======== DATA EXCERPTS
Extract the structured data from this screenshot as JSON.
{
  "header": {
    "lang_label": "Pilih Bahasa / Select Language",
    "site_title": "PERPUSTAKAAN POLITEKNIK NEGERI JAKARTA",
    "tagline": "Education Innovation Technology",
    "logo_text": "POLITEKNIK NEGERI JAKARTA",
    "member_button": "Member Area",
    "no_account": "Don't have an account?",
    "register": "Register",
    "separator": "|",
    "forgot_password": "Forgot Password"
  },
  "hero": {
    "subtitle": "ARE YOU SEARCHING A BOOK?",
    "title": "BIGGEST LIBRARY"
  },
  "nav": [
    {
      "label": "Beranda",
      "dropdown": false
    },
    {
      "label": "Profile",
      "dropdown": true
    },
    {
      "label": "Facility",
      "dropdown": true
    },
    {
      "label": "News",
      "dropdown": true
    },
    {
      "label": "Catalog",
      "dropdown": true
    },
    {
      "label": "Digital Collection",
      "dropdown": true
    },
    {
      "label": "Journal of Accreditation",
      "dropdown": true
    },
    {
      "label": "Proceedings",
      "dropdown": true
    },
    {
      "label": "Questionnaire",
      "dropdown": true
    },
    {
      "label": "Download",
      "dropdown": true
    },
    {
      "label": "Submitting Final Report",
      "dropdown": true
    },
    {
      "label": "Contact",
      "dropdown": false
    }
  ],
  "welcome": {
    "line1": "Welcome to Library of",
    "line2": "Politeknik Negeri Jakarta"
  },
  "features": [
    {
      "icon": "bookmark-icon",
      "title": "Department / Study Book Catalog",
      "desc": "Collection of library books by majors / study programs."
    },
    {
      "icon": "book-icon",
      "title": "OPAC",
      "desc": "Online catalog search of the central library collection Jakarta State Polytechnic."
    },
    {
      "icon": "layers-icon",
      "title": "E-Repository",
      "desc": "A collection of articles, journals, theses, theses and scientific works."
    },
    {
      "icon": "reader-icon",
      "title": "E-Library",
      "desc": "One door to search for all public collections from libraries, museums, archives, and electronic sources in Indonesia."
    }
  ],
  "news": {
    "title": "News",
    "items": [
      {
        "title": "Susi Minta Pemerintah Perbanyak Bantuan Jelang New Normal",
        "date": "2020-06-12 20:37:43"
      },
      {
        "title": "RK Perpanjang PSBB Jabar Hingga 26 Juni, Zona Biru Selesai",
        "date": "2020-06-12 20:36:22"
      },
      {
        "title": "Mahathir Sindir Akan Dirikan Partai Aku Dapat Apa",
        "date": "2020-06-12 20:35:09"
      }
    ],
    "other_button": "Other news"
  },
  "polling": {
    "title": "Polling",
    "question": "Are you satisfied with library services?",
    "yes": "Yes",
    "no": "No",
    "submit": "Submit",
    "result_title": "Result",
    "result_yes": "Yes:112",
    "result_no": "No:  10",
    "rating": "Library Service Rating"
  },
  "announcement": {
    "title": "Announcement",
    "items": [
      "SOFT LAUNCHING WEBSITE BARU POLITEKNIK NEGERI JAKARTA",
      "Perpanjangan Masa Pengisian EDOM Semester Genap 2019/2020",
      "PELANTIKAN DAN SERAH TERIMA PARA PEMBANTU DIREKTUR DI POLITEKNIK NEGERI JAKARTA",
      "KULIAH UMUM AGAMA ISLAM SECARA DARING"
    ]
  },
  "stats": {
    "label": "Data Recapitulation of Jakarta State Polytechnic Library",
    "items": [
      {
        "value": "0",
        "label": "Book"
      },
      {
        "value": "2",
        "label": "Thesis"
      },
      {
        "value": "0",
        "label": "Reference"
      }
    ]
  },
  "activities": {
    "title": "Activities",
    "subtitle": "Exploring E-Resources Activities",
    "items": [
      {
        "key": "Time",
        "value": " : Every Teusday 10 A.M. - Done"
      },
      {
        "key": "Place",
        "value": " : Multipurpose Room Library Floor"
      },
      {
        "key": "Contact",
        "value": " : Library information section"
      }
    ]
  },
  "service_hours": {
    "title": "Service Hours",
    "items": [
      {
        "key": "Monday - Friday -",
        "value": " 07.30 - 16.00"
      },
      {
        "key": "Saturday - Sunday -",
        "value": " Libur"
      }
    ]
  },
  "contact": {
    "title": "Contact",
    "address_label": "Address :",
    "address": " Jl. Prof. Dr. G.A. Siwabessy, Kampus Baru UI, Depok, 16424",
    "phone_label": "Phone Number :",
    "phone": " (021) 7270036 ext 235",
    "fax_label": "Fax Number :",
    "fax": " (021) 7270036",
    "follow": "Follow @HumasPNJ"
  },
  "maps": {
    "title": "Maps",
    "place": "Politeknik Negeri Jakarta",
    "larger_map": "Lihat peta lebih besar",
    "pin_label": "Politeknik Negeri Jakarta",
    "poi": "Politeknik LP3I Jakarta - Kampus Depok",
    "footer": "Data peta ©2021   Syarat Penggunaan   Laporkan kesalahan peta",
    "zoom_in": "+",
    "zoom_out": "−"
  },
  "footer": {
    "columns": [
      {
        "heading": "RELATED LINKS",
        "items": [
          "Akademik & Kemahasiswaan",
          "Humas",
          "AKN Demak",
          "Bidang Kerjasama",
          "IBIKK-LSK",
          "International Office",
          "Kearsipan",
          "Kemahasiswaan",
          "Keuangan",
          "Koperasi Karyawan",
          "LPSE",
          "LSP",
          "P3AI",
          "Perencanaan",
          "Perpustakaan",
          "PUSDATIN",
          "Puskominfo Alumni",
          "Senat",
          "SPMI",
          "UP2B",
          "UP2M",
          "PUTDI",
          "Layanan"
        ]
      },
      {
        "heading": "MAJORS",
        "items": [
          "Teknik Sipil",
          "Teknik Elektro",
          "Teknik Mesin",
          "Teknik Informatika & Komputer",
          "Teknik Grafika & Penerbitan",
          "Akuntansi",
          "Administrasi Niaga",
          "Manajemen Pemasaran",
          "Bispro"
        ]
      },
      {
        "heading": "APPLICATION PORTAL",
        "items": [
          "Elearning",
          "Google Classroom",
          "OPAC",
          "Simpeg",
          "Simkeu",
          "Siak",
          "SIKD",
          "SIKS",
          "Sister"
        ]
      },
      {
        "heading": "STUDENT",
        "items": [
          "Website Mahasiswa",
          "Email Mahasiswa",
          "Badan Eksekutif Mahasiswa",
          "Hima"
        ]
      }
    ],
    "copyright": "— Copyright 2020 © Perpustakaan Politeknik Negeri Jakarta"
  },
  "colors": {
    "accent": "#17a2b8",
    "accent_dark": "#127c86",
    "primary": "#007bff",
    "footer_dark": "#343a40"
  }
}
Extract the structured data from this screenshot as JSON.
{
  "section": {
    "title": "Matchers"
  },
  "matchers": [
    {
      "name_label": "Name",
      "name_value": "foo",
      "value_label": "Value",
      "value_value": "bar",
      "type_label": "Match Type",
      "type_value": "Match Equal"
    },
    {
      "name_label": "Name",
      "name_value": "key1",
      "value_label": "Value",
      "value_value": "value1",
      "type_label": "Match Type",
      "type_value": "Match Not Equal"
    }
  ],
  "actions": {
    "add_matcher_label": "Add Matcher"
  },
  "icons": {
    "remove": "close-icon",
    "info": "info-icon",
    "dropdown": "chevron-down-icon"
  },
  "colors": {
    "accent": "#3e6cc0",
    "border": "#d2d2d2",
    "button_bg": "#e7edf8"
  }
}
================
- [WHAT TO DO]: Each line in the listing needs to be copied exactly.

- [THE COMPLETED TASK]:
Extract the structured data from this screenshot as JSON.
{
  "header": {
    "lang_label": "Pilih Bahasa / Select Language",
    "site_title": "PERPUSTAKAAN POLITEKNIK NEGERI JAKARTA",
    "tagline": "Education Innovation Technology",
    "logo_text": "POLITEKNIK NEGERI JAKARTA",
    "member_button": "Member Area",
    "no_account": "Don't have an account?",
    "register": "Register",
    "separator": "|",
    "forgot_password": "Forgot Password"
  },
  "hero": {
    "subtitle": "ARE YOU SEARCHING A BOOK?",
    "title": "BIGGEST LIBRARY"
  },
  "nav": [
    {
      "label": "Beranda",
      "dropdown": false
    },
    {
      "label": "Profile",
      "dropdown": true
    },
    {
      "label": "Facility",
      "dropdown": true
    },
    {
      "label": "News",
      "dropdown": true
    },
    {
      "label": "Catalog",
      "dropdown": true
    },
    {
      "label": "Digital Collection",
      "dropdown": true
    },
    {
      "label": "Journal of Accreditation",
      "dropdown": true
    },
    {
      "label": "Proceedings",
      "dropdown": true
    },
    {
      "label": "Questionnaire",
      "dropdown": true
    },
    {
      "label": "Download",
      "dropdown": true
    },
    {
      "label": "Submitting Final Report",
      "dropdown": true
    },
    {
      "label": "Contact",
      "dropdown": false
    }
  ],
  "welcome": {
    "line1": "Welcome to Library of",
    "line2": "Politeknik Negeri Jakarta"
  },
  "features": [
    {
      "icon": "bookmark-icon",
      "title": "Department / Study Book Catalog",
      "desc": "Collection of library books by majors / study programs."
    },
    {
      "icon": "book-icon",
      "title": "OPAC",
      "desc": "Online catalog search of the central library collection Jakarta State Polytechnic."
    },
    {
      "icon": "layers-icon",
      "title": "E-Repository",
      "desc": "A collection of articles, journals, theses, theses and scientific works."
    },
    {
      "icon": "reader-icon",
      "title": "E-Library",
      "desc": "One door to search for all public collections from libraries, museums, archives, and electronic sources in Indonesia."
    }
  ],
  "news": {
    "title": "News",
    "items": [
      {
        "title": "Susi Minta Pemerintah Perbanyak Bantuan Jelang New Normal",
        "date": "2020-06-12 20:37:43"
      },
      {
        "title": "RK Perpanjang PSBB Jabar Hingga 26 Juni, Zona Biru Selesai",
        "date": "2020-06-12 20:36:22"
      },
      {
        "title": "Mahathir Sindir Akan Dirikan Partai Aku Dapat Apa",
        "date": "2020-06-12 20:35:09"
      }
    ],
    "other_button": "Other news"
  },
  "polling": {
    "title": "Polling",
    "question": "Are you satisfied with library services?",
    "yes": "Yes",
    "no": "No",
    "submit": "Submit",
    "result_title": "Result",
    "result_yes": "Yes:112",
    "result_no": "No:  10",
    "rating": "Library Service Rating"
  },
  "announcement": {
    "title": "Announcement",
    "items": [
      "SOFT LAUNCHING WEBSITE BARU POLITEKNIK NEGERI JAKARTA",
      "Perpanjangan Masa Pengisian EDOM Semester Genap 2019/2020",
      "PELANTIKAN DAN SERAH TERIMA PARA PEMBANTU DIREKTUR DI POLITEKNIK NEGERI JAKARTA",
      "KULIAH UMUM AGAMA ISLAM SECARA DARING"
    ]
  },
  "stats": {
    "label": "Data Recapitulation of Jakarta State Polytechnic Library",
    "items": [
      {
        "value": "0",
        "label": "Book"
      },
      {
        "value": "2",
        "label": "Thesis"
      },
      {
        "value": "0",
        "label": "Reference"
      }
    ]
  },
  "activities": {
    "title": "Activities",
    "subtitle": "Exploring E-Resources Activities",
    "items": [
      {
        "key": "Time",
        "value": " : Every Teusday 10 A.M. - Done"
      },
      {
        "key": "Place",
        "value": " : Multipurpose Room Library Floor"
      },
      {
        "key": "Contact",
        "value": " : Library information section"
      }
    ]
  },
  "service_hours": {
    "title": "Service Hours",
    "items": [
      {
        "key": "Monday - Friday -",
        "value": " 07.30 - 16.00"
      },
      {
        "key": "Saturday - Sunday -",
        "value": " Libur"
      }
    ]
  },
  "contact": {
    "title": "Contact",
    "address_label": "Address :",
    "address": " Jl. Prof. Dr. G.A. Siwabessy, Kampus Baru UI, Depok, 16424",
    "phone_label": "Phone Number :",
    "phone": " (021) 7270036 ext 235",
    "fax_label": "Fax Number :",
    "fax": " (021) 7270036",
    "follow": "Follow @HumasPNJ"
  },
  "maps": {
    "title": "Maps",
    "place": "Politeknik Negeri Jakarta",
    "larger_map": "Lihat peta lebih besar",
    "pin_label": "Politeknik Negeri Jakarta",
    "poi": "Politeknik LP3I Jakarta - Kampus Depok",
    "footer": "Data peta ©2021   Syarat Penggunaan   Laporkan kesalahan peta",
    "zoom_in": "+",
    "zoom_out": "−"
  },
  "footer": {
    "columns": [
      {
        "heading": "RELATED LINKS",
        "items": [
          "Akademik & Kemahasiswaan",
          "Humas",
          "AKN Demak",
          "Bidang Kerjasama",
          "IBIKK-LSK",
          "International Office",
          "Kearsipan",
          "Kemahasiswaan",
          "Keuangan",
          "Koperasi Karyawan",
          "LPSE",
          "LSP",
          "P3AI",
          "Perencanaan",
          "Perpustakaan",
          "PUSDATIN",
          "Puskominfo Alumni",
          "Senat",
          "SPMI",
          "UP2B",
          "UP2M",
          "PUTDI",
          "Layanan"
        ]
      },
      {
        "heading": "MAJORS",
        "items": [
          "Teknik Sipil",
          "Teknik Elektro",
          "Teknik Mesin",
          "Teknik Informatika & Komputer",
          "Teknik Grafika & Penerbitan",
          "Akuntansi",
          "Administrasi Niaga",
          "Manajemen Pemasaran",
          "Bispro"
        ]
      },
      {
        "heading": "APPLICATION PORTAL",
        "items": [
          "Elearning",
          "Google Classroom",
          "OPAC",
          "Simpeg",
          "Simkeu",
          "Siak",
          "SIKD",
          "SIKS",
          "Sister"
        ]
      },
      {
        "heading": "STUDENT",
        "items": [
          "Website Mahasiswa",
          "Email Mahasiswa",
          "Badan Eksekutif Mahasiswa",
          "Hima"
        ]
      }
    ],
    "copyright": "— Copyright 2020 © Perpustakaan Politeknik Negeri Jakarta"
  },
  "colors": {
    "accent": "#17a2b8",
    "accent_dark": "#127c86",
    "primary": "#007bff",
    "footer_dark": "#343a40"
  }
}
Extract the structured data from this screenshot as JSON.
{
  "section": {
    "title": "Matchers"
  },
  "matchers": [
    {
      "name_label": "Name",
      "name_value": "foo",
      "value_label": "Value",
      "value_value": "bar",
      "type_label": "Match Type",
      "type_value": "Match Equal"
    },
    {
      "name_label": "Name",
      "name_value": "key1",
      "value_label": "Value",
      "value_value": "value1",
      "type_label": "Match Type",
      "type_value": "Match Not Equal"
    }
  ],
  "actions": {
    "add_matcher_label": "Add Matcher"
  },
  "icons": {
    "remove": "close-icon",
    "info": "info-icon",
    "dropdown": "chevron-down-icon"
  },
  "colors": {
    "accent": "#3e6cc0",
    "border": "#d2d2d2",
    "button_bg": "#e7edf8"
  }
}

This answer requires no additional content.